Çatalhöyük is an excavation site and probably the most important one in the world! It was here that archaeologists uncovered the largest Neolithic site, with settlements dating back to 9000 years ago. If you visit in the summers, you might be lucky enough to see some live excavation and restoration work in progress. There isn't much to see currently, but the sheer historical importance of the site makes it worth the visit.
Konya Tropical Butterfly Garden
Located just 10 km from the city centre, this beautiful garden is a paradise for nature lovers. This man-made garden has a tropical climate inside, which makes you feel like you've stepped into a rainforest, though it's in the middle of a city! There is a huge variety of exotic butterflies and other insects. You can observe their transformational journey from a cocoon to a butterfly. It's highly educational as well for children. There is also a play area for kids along with beautifully landscaped gardens.
Sehitler Abidesi also known as The Martyrs Monument is a tribute to the Çanakkale war. In the independence war museum, the story of the war is told through murals, figurines and placards and also gives insights to the lives of soldiers and civilians during this period. Also within the complex is a marble structure with beautiful mosaics, which should not be missed.
Sultan Han Caravanserai
During the times of the famous silk route trade, there were many inns, known as Caravanserai, constructed on the road along the way. One such inn is the Sultan Han, which was built in 1229 on the trade route of Konya to Aksaray and into Persia. This caravanserai was destroyed in a fire but later restored and extended and became the largest caravanserai in Turkey.

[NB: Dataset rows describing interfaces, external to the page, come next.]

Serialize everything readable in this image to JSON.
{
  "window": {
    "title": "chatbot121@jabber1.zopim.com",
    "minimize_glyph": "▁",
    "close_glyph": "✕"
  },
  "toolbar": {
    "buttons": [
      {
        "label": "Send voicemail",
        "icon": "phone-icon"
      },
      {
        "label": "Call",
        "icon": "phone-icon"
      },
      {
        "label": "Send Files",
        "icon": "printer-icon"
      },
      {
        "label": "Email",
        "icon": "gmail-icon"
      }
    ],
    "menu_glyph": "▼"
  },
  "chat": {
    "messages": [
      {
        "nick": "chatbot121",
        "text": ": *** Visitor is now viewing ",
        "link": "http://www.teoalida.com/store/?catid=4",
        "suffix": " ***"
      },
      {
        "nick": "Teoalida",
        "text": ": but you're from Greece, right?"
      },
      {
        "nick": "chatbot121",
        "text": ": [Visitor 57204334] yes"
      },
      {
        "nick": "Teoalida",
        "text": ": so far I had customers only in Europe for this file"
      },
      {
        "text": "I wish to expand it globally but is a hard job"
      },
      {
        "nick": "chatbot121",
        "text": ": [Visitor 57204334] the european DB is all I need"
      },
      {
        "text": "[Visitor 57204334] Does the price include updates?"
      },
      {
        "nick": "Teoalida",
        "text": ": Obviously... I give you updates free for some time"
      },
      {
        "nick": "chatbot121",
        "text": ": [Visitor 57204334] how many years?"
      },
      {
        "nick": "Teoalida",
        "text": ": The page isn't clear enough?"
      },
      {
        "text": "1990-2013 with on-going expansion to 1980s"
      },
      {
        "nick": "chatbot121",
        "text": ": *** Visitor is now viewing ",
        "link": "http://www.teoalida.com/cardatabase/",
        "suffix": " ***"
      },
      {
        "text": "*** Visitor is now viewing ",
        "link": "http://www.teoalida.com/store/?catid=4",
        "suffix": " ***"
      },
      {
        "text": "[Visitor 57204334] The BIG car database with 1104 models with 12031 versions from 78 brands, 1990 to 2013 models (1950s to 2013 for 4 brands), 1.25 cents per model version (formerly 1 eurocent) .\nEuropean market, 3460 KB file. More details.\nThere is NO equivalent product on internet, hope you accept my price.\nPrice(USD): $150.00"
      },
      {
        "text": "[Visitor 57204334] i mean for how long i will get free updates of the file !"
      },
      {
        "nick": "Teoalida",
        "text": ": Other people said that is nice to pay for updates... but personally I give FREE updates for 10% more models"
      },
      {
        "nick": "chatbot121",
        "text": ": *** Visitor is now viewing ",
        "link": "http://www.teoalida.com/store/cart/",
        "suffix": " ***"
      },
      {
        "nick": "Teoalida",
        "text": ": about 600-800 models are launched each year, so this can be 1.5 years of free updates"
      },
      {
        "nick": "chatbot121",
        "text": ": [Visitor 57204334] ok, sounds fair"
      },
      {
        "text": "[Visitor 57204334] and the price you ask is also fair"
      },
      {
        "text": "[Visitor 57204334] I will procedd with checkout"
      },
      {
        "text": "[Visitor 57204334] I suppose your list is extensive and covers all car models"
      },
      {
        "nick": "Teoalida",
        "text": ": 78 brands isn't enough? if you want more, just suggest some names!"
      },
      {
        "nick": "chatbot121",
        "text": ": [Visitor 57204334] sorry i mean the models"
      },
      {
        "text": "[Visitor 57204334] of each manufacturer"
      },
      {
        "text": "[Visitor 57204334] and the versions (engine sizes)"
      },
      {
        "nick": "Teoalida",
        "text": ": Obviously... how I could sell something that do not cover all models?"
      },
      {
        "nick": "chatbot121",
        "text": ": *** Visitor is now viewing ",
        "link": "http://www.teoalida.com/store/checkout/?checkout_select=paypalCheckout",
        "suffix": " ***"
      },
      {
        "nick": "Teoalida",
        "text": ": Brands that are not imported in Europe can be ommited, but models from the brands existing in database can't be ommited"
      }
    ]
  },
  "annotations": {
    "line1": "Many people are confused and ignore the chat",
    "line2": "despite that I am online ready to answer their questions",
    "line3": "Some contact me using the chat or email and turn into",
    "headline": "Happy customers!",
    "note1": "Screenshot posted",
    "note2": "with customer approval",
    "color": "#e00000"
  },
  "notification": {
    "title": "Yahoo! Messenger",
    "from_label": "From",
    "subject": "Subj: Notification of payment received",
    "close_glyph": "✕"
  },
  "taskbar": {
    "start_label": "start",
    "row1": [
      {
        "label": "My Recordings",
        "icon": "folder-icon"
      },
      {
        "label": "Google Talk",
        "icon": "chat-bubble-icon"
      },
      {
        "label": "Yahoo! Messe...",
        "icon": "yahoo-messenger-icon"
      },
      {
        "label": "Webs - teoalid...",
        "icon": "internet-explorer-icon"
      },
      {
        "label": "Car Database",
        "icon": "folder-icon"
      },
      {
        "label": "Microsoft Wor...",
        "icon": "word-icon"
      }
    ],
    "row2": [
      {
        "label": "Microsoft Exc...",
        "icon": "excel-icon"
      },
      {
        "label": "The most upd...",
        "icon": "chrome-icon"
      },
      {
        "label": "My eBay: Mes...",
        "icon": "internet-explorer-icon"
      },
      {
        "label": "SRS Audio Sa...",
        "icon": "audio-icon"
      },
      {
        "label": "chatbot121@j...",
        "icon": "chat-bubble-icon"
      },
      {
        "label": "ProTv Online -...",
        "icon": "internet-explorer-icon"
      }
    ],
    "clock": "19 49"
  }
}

It is still well preserved and makes for an interesting visit. It was built in typical Anatolian Seljuk architectural style.